From a reader: "I have an overlapping arthritis, based on my last x-rays, I have deterioration in all of the fingers on my left hand, as well as my knuckles and wrists on both hands. I also have deterioration in 3 fingers on my right hand. ...
I would like to know if you could advise me of any arthritis drugs that could maybe slow down the deterioration?
Answer: Deterioration could mean several things - including joint deformities or joint erosions.
An even more important question deals with whether you have active joint disease that would respond to even more aggressive therapy. Perhaps the damage is done, so to speak. If that is the case, no drug is going to reverse the deformities that have developed as a result of the unchecked inflammation of progressive rheumatoid arthritis.
You mention swelling, but you have no morning stiffness. Usually, patients with active inflammation will have significant morning stiffness - or sometimes all-day stiffness. Is your sedimentation rate or C-reactive protein elevated (which could indicate ongoing joint inflammation)?
Methotrexate is a strong disease modifying drug. It is referred to as a disease modifying drug because it has the potential to allow a patient to actually go into remission. Assuming you are having no adverse effects associated with it, the dose you are on is reasonable. The combination with Plaquenil probably does not add all that much.
However, if the methotrexate and Plaquenil do not offer complete control of your arthritis, then most rheumatologists in the United States would add a so-called biologic agent to your regimen. Generally, the first choice would be a tumor necrosis factor (TNF) inhibiting drug. The anti-TNF drugs now on the market in the United States include Enbrel, Remicade, and Humira. Orencia is also indicated for those rheumatoid arthritis patients who are not helped by methotrexate, but it works differently than the anti-TNF drugs.
In patients with moderate to severe disease, methotrexate often is used in combination with other disease-modifying drugs. In patients with active and severe disease, initial therapy often consists of a combination of medications.

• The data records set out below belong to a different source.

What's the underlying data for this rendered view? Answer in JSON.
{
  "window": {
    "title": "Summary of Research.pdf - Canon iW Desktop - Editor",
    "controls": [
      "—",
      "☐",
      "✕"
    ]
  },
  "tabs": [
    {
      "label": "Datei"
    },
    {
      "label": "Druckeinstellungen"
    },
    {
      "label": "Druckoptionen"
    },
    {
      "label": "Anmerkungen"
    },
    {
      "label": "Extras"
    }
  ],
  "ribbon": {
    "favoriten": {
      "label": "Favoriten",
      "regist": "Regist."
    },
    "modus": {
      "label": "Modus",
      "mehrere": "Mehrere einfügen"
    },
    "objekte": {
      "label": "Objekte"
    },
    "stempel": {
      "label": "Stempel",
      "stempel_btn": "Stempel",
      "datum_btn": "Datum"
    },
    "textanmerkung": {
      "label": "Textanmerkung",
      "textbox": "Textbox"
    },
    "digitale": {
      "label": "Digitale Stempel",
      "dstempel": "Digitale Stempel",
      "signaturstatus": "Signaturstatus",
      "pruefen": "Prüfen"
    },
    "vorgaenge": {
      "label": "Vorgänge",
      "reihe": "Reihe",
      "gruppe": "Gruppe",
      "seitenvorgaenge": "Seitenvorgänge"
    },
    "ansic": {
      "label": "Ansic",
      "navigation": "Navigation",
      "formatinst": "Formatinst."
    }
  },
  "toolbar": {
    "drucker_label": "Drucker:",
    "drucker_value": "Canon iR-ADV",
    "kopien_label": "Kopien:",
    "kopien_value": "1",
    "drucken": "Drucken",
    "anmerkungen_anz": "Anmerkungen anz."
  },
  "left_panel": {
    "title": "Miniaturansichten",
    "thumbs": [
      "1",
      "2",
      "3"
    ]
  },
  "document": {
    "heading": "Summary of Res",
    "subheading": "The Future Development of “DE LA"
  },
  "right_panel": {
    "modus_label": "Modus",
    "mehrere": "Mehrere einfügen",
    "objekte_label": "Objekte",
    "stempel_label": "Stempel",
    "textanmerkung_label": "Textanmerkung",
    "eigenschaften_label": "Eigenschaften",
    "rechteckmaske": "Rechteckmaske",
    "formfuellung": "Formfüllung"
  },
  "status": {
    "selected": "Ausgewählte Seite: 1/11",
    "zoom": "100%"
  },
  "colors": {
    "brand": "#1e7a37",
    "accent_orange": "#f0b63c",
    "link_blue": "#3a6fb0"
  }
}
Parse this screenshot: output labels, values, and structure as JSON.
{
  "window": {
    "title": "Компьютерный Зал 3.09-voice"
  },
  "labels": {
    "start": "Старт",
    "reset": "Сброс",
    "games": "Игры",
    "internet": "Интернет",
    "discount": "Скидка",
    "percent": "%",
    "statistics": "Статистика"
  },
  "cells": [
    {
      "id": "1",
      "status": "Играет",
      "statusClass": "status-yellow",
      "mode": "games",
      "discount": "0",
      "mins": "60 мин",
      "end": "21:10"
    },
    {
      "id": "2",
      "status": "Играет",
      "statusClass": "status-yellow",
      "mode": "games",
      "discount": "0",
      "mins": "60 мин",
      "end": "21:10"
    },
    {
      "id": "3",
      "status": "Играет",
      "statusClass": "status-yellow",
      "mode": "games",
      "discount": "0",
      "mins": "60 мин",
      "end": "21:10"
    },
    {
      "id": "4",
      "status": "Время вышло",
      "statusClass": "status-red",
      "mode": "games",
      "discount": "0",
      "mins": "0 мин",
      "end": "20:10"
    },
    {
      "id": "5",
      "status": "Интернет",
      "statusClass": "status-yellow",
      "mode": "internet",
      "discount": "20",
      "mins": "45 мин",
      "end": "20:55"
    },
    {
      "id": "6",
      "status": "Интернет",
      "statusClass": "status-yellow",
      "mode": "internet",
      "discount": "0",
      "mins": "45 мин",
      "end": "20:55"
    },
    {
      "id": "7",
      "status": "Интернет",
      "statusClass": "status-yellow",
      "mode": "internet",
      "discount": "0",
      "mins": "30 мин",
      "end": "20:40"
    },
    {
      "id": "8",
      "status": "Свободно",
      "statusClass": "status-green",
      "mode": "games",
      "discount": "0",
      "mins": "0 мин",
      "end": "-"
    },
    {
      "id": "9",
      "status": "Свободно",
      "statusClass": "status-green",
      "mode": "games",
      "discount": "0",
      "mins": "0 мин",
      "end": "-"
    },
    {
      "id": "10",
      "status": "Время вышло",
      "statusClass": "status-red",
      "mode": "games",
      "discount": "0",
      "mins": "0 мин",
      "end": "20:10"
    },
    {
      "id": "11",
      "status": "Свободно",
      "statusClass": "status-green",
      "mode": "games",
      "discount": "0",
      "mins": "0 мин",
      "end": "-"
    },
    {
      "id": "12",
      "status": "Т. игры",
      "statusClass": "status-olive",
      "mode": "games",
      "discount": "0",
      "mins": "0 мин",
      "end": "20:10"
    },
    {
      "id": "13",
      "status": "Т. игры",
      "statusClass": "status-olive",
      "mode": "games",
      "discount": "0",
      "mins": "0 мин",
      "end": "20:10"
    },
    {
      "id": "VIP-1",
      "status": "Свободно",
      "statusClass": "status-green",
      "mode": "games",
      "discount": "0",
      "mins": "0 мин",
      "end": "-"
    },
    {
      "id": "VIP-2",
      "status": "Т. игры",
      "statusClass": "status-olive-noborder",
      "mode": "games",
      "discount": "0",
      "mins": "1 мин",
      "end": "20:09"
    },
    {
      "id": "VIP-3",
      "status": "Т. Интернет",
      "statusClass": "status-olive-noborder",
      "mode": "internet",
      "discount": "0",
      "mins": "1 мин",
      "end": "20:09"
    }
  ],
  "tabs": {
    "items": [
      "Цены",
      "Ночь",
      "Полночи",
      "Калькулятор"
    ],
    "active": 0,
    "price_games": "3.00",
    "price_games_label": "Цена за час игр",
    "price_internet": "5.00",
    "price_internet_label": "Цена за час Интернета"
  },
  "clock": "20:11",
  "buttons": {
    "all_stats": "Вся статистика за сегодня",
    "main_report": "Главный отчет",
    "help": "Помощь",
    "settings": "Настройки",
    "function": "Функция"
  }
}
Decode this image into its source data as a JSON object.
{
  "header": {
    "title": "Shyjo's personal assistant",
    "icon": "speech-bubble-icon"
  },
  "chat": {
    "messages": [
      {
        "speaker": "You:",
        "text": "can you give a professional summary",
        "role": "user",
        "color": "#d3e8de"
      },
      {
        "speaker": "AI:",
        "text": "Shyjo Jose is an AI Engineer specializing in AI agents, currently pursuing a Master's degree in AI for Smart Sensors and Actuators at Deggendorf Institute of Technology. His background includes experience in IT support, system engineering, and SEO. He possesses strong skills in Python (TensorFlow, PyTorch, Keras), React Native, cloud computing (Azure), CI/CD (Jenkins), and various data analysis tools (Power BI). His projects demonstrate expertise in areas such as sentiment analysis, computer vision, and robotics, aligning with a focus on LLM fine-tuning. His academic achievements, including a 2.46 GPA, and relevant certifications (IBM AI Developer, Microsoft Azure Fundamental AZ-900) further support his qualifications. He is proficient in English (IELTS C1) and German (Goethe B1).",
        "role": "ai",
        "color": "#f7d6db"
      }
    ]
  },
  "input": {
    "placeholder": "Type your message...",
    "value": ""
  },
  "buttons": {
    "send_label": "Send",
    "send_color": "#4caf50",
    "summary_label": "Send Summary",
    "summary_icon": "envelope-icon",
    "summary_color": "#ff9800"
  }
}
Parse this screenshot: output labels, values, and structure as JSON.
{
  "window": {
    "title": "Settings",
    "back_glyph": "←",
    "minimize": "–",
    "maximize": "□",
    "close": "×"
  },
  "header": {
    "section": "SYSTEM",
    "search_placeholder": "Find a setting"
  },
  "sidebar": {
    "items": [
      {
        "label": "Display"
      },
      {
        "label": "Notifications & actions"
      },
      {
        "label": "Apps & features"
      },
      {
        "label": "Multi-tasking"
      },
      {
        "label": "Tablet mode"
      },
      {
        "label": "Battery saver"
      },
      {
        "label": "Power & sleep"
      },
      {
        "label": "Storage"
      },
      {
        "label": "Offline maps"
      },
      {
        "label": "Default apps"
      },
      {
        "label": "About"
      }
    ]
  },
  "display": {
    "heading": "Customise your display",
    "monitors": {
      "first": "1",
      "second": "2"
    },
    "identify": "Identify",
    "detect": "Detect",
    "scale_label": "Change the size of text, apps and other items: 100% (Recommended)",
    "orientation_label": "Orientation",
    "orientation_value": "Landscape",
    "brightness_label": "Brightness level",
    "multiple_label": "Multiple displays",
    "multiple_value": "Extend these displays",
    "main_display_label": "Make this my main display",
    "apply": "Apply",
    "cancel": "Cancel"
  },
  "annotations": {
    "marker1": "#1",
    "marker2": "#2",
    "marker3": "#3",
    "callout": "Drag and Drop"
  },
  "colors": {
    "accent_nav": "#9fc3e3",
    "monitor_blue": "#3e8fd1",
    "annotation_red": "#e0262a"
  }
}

The combination of methotrexate, Plaquenil and sulfasalazine has been one of the more popular regimens, but as I discussed in the previous paragraph, nowadays the combination of methotrexate with a biologic agent has become the treatment of choice if methotrexate or a combination of methotrexate with another disease modifying drug is not offering ideal relief to the patient.
If the deterioration you refer to in your question involves tendon damage or crippling joint destruction, then orthopedic surgery has the potential to improve function, mobility, pain control, and quality of life for the rheumatoid arthritis patient.